DESCRIPTION OF THE TASK: Make a verbatim copy of the records; pictures stay out.

(Excerpts from an interface dataset)
^^^^^^^^^^^^^^^^

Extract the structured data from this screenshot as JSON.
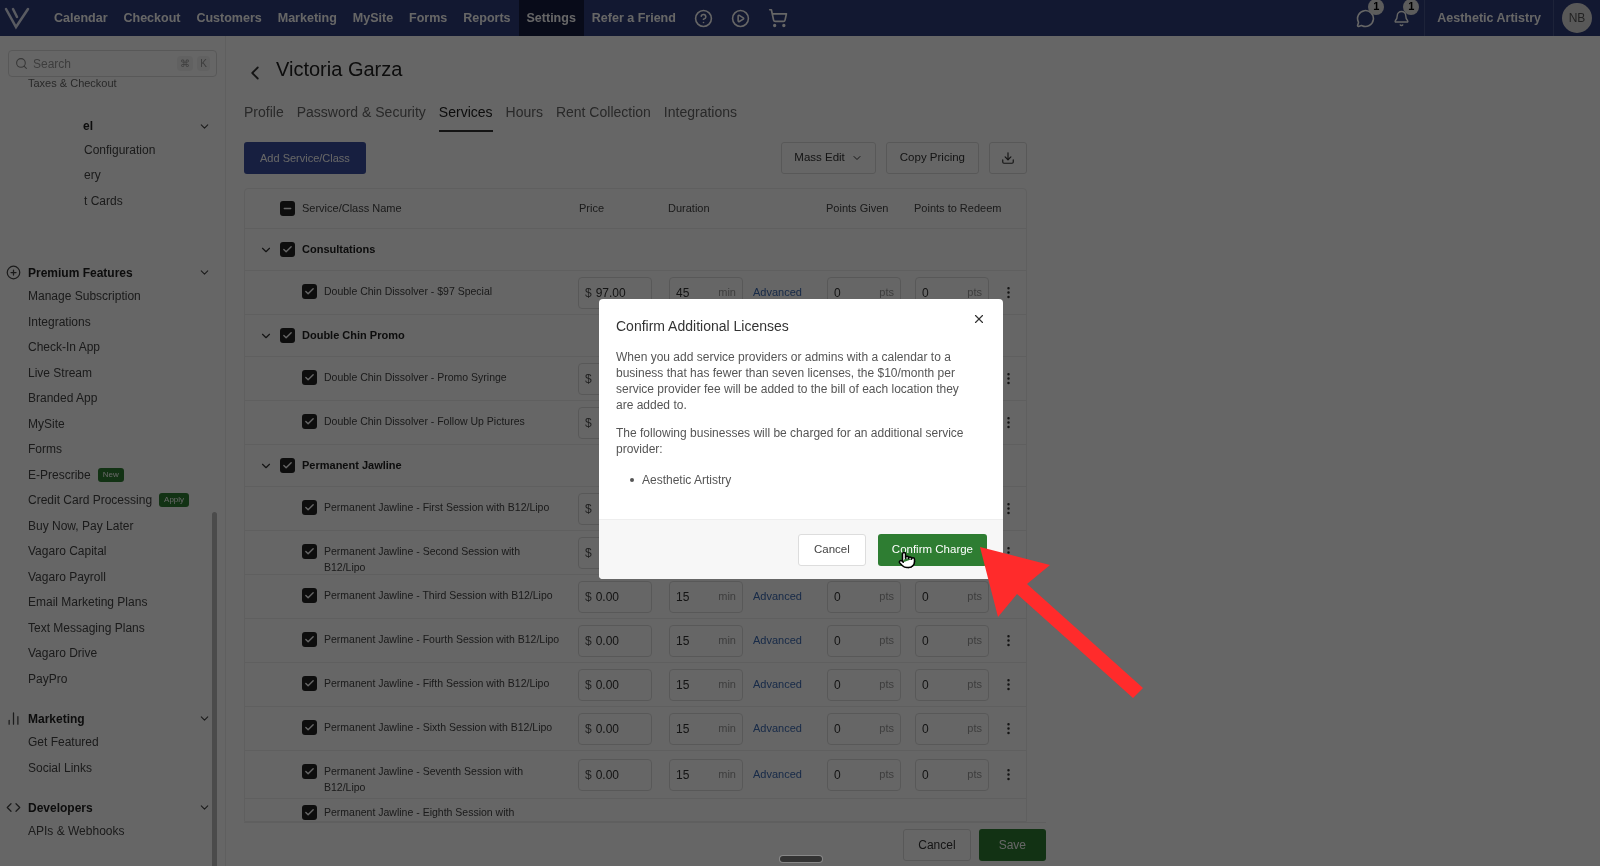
{
  "top_nav": {
    "items": [
      {
        "label": "Calendar",
        "selected": false
      },
      {
        "label": "Checkout",
        "selected": false
      },
      {
        "label": "Customers",
        "selected": false
      },
      {
        "label": "Marketing",
        "selected": false
      },
      {
        "label": "MySite",
        "selected": false
      },
      {
        "label": "Forms",
        "selected": false
      },
      {
        "label": "Reports",
        "selected": false
      },
      {
        "label": "Settings",
        "selected": true
      },
      {
        "label": "Refer a Friend",
        "selected": false
      }
    ],
    "message_badge": "1",
    "notification_badge": "1",
    "business": "Aesthetic Artistry",
    "avatar": "NB"
  },
  "sidebar": {
    "search": {
      "placeholder": "Search",
      "keys": [
        "⌘",
        "K"
      ]
    },
    "leading_items": [
      "Taxes & Checkout"
    ],
    "sections": [
      {
        "title": "el",
        "kind": "plain",
        "expanded": true,
        "items": [
          {
            "label": "Configuration"
          },
          {
            "label": "ery"
          },
          {
            "label": "t Cards"
          }
        ]
      },
      {
        "title": "Premium Features",
        "kind": "premium",
        "expanded": true,
        "items": [
          {
            "label": "Manage Subscription"
          },
          {
            "label": "Integrations"
          },
          {
            "label": "Check-In App"
          },
          {
            "label": "Live Stream"
          },
          {
            "label": "Branded App"
          },
          {
            "label": "MySite"
          },
          {
            "label": "Forms"
          },
          {
            "label": "E-Prescribe",
            "badge": "New"
          },
          {
            "label": "Credit Card Processing",
            "badge": "Apply"
          },
          {
            "label": "Buy Now, Pay Later"
          },
          {
            "label": "Vagaro Capital"
          },
          {
            "label": "Vagaro Payroll"
          },
          {
            "label": "Email Marketing Plans"
          },
          {
            "label": "Text Messaging Plans"
          },
          {
            "label": "Vagaro Drive"
          },
          {
            "label": "PayPro"
          }
        ]
      },
      {
        "title": "Marketing",
        "kind": "marketing",
        "expanded": true,
        "items": [
          {
            "label": "Get Featured"
          },
          {
            "label": "Social Links"
          }
        ]
      },
      {
        "title": "Developers",
        "kind": "developer",
        "expanded": true,
        "items": [
          {
            "label": "APIs & Webhooks"
          }
        ]
      }
    ]
  },
  "page": {
    "title": "Victoria Garza",
    "tabs": [
      {
        "label": "Profile",
        "selected": false
      },
      {
        "label": "Password & Security",
        "selected": false
      },
      {
        "label": "Services",
        "selected": true
      },
      {
        "label": "Hours",
        "selected": false
      },
      {
        "label": "Rent Collection",
        "selected": false
      },
      {
        "label": "Integrations",
        "selected": false
      }
    ],
    "add_button": "Add Service/Class",
    "mass_edit": "Mass Edit",
    "copy_pricing": "Copy Pricing",
    "table": {
      "all_indeterminate": true,
      "columns": [
        "Service/Class Name",
        "Price",
        "Duration",
        "Points Given",
        "Points to Redeem"
      ],
      "groups": [
        {
          "name": "Consultations",
          "checked": true,
          "expanded": true,
          "rows": [
            {
              "name": "Double Chin Dissolver - $97 Special",
              "checked": true,
              "currency": "$",
              "price": "97.00",
              "duration": "45",
              "duration_unit": "min",
              "advanced": "Advanced",
              "points_given": "0",
              "points_given_unit": "pts",
              "points_redeem": "0",
              "points_redeem_unit": "pts"
            }
          ]
        },
        {
          "name": "Double Chin Promo",
          "checked": true,
          "expanded": true,
          "rows": [
            {
              "name": "Double Chin Dissolver - Promo Syringe",
              "checked": true,
              "currency": "$"
            },
            {
              "name": "Double Chin Dissolver - Follow Up Pictures",
              "checked": true,
              "currency": "$"
            }
          ]
        },
        {
          "name": "Permanent Jawline",
          "checked": true,
          "expanded": true,
          "rows": [
            {
              "name": "Permanent Jawline - First Session with B12/Lipo",
              "checked": true,
              "currency": "$"
            },
            {
              "name": "Permanent Jawline - Second Session with B12/Lipo",
              "checked": true,
              "currency": "$"
            },
            {
              "name": "Permanent Jawline - Third Session with B12/Lipo",
              "checked": true,
              "currency": "$",
              "price": "0.00",
              "duration": "15",
              "duration_unit": "min",
              "advanced": "Advanced",
              "points_given": "0",
              "points_given_unit": "pts",
              "points_redeem": "0",
              "points_redeem_unit": "pts"
            },
            {
              "name": "Permanent Jawline - Fourth Session with B12/Lipo",
              "checked": true,
              "currency": "$",
              "price": "0.00",
              "duration": "15",
              "duration_unit": "min",
              "advanced": "Advanced",
              "points_given": "0",
              "points_given_unit": "pts",
              "points_redeem": "0",
              "points_redeem_unit": "pts"
            },
            {
              "name": "Permanent Jawline - Fifth Session with B12/Lipo",
              "checked": true,
              "currency": "$",
              "price": "0.00",
              "duration": "15",
              "duration_unit": "min",
              "advanced": "Advanced",
              "points_given": "0",
              "points_given_unit": "pts",
              "points_redeem": "0",
              "points_redeem_unit": "pts"
            },
            {
              "name": "Permanent Jawline - Sixth Session with B12/Lipo",
              "checked": true,
              "currency": "$",
              "price": "0.00",
              "duration": "15",
              "duration_unit": "min",
              "advanced": "Advanced",
              "points_given": "0",
              "points_given_unit": "pts",
              "points_redeem": "0",
              "points_redeem_unit": "pts"
            },
            {
              "name": "Permanent Jawline - Seventh Session with B12/Lipo",
              "checked": true,
              "currency": "$",
              "price": "0.00",
              "duration": "15",
              "duration_unit": "min",
              "advanced": "Advanced",
              "points_given": "0",
              "points_given_unit": "pts",
              "points_redeem": "0",
              "points_redeem_unit": "pts"
            },
            {
              "name": "Permanent Jawline - Eighth Session with",
              "checked": true
            }
          ]
        }
      ]
    },
    "footer": {
      "cancel": "Cancel",
      "save": "Save"
    }
  },
  "modal": {
    "title": "Confirm Additional Licenses",
    "paragraphs": [
      "When you add service providers or admins with a calendar to a business that has fewer than seven licenses, the $10/month per service provider fee will be added to the bill of each location they are added to.",
      "The following businesses will be charged for an additional service provider:"
    ],
    "businesses": [
      "Aesthetic Artistry"
    ],
    "cancel": "Cancel",
    "confirm": "Confirm Charge"
  }
}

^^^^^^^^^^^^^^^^

ANSWER TO THIS PROBLEM:
Extract the structured data from this screenshot as JSON.
{
  "top_nav": {
    "items": [
      {
        "label": "Calendar",
        "selected": false
      },
      {
        "label": "Checkout",
        "selected": false
      },
      {
        "label": "Customers",
        "selected": false
      },
      {
        "label": "Marketing",
        "selected": false
      },
      {
        "label": "MySite",
        "selected": false
      },
      {
        "label": "Forms",
        "selected": false
      },
      {
        "label": "Reports",
        "selected": false
      },
      {
        "label": "Settings",
        "selected": true
      },
      {
        "label": "Refer a Friend",
        "selected": false
      }
    ],
    "message_badge": "1",
    "notification_badge": "1",
    "business": "Aesthetic Artistry",
    "avatar": "NB"
  },
  "sidebar": {
    "search": {
      "placeholder": "Search",
      "keys": [
        "⌘",
        "K"
      ]
    },
    "leading_items": [
      "Taxes & Checkout"
    ],
    "sections": [
      {
        "title": "el",
        "kind": "plain",
        "expanded": true,
        "items": [
          {
            "label": "Configuration"
          },
          {
            "label": "ery"
          },
          {
            "label": "t Cards"
          }
        ]
      },
      {
        "title": "Premium Features",
        "kind": "premium",
        "expanded": true,
        "items": [
          {
            "label": "Manage Subscription"
          },
          {
            "label": "Integrations"
          },
          {
            "label": "Check-In App"
          },
          {
            "label": "Live Stream"
          },
          {
            "label": "Branded App"
          },
          {
            "label": "MySite"
          },
          {
            "label": "Forms"
          },
          {
            "label": "E-Prescribe",
            "badge": "New"
          },
          {
            "label": "Credit Card Processing",
            "badge": "Apply"
          },
          {
            "label": "Buy Now, Pay Later"
          },
          {
            "label": "Vagaro Capital"
          },
          {
            "label": "Vagaro Payroll"
          },
          {
            "label": "Email Marketing Plans"
          },
          {
            "label": "Text Messaging Plans"
          },
          {
            "label": "Vagaro Drive"
          },
          {
            "label": "PayPro"
          }
        ]
      },
      {
        "title": "Marketing",
        "kind": "marketing",
        "expanded": true,
        "items": [
          {
            "label": "Get Featured"
          },
          {
            "label": "Social Links"
          }
        ]
      },
      {
        "title": "Developers",
        "kind": "developer",
        "expanded": true,
        "items": [
          {
            "label": "APIs & Webhooks"
          }
        ]
      }
    ]
  },
  "page": {
    "title": "Victoria Garza",
    "tabs": [
      {
        "label": "Profile",
        "selected": false
      },
      {
        "label": "Password & Security",
        "selected": false
      },
      {
        "label": "Services",
        "selected": true
      },
      {
        "label": "Hours",
        "selected": false
      },
      {
        "label": "Rent Collection",
        "selected": false
      },
      {
        "label": "Integrations",
        "selected": false
      }
    ],
    "add_button": "Add Service/Class",
    "mass_edit": "Mass Edit",
    "copy_pricing": "Copy Pricing",
    "table": {
      "all_indeterminate": true,
      "columns": [
        "Service/Class Name",
        "Price",
        "Duration",
        "Points Given",
        "Points to Redeem"
      ],
      "groups": [
        {
          "name": "Consultations",
          "checked": true,
          "expanded": true,
          "rows": [
            {
              "name": "Double Chin Dissolver - $97 Special",
              "checked": true,
              "currency": "$",
              "price": "97.00",
              "duration": "45",
              "duration_unit": "min",
              "advanced": "Advanced",
              "points_given": "0",
              "points_given_unit": "pts",
              "points_redeem": "0",
              "points_redeem_unit": "pts"
            }
          ]
        },
        {
          "name": "Double Chin Promo",
          "checked": true,
          "expanded": true,
          "rows": [
            {
              "name": "Double Chin Dissolver - Promo Syringe",
              "checked": true,
              "currency": "$"
            },
            {
              "name": "Double Chin Dissolver - Follow Up Pictures",
              "checked": true,
              "currency": "$"
            }
          ]
        },
        {
          "name": "Permanent Jawline",
          "checked": true,
          "expanded": true,
          "rows": [
            {
              "name": "Permanent Jawline - First Session with B12/Lipo",
              "checked": true,
              "currency": "$"
            },
            {
              "name": "Permanent Jawline - Second Session with B12/Lipo",
              "checked": true,
              "currency": "$"
            },
            {
              "name": "Permanent Jawline - Third Session with B12/Lipo",
              "checked": true,
              "currency": "$",
              "price": "0.00",
              "duration": "15",
              "duration_unit": "min",
              "advanced": "Advanced",
              "points_given": "0",
              "points_given_unit": "pts",
              "points_redeem": "0",
              "points_redeem_unit": "pts"
            },
            {
              "name": "Permanent Jawline - Fourth Session with B12/Lipo",
              "checked": true,
              "currency": "$",
              "price": "0.00",
              "duration": "15",
              "duration_unit": "min",
              "advanced": "Advanced",
              "points_given": "0",
              "points_given_unit": "pts",
              "points_redeem": "0",
              "points_redeem_unit": "pts"
            },
            {
              "name": "Permanent Jawline - Fifth Session with B12/Lipo",
              "checked": true,
              "currency": "$",
              "price": "0.00",
              "duration": "15",
              "duration_unit": "min",
              "advanced": "Advanced",
              "points_given": "0",
              "points_given_unit": "pts",
              "points_redeem": "0",
              "points_redeem_unit": "pts"
            },
            {
              "name": "Permanent Jawline - Sixth Session with B12/Lipo",
              "checked": true,
              "currency": "$",
              "price": "0.00",
              "duration": "15",
              "duration_unit": "min",
              "advanced": "Advanced",
              "points_given": "0",
              "points_given_unit": "pts",
              "points_redeem": "0",
              "points_redeem_unit": "pts"
            },
            {
              "name": "Permanent Jawline - Seventh Session with B12/Lipo",
              "checked": true,
              "currency": "$",
              "price": "0.00",
              "duration": "15",
              "duration_unit": "min",
              "advanced": "Advanced",
              "points_given": "0",
              "points_given_unit": "pts",
              "points_redeem": "0",
              "points_redeem_unit": "pts"
            },
            {
              "name": "Permanent Jawline - Eighth Session with",
              "checked": true
            }
          ]
        }
      ]
    },
    "footer": {
      "cancel": "Cancel",
      "save": "Save"
    }
  },
  "modal": {
    "title": "Confirm Additional Licenses",
    "paragraphs": [
      "When you add service providers or admins with a calendar to a business that has fewer than seven licenses, the $10/month per service provider fee will be added to the bill of each location they are added to.",
      "The following businesses will be charged for an additional service provider:"
    ],
    "businesses": [
      "Aesthetic Artistry"
    ],
    "cancel": "Cancel",
    "confirm": "Confirm Charge"
  }
}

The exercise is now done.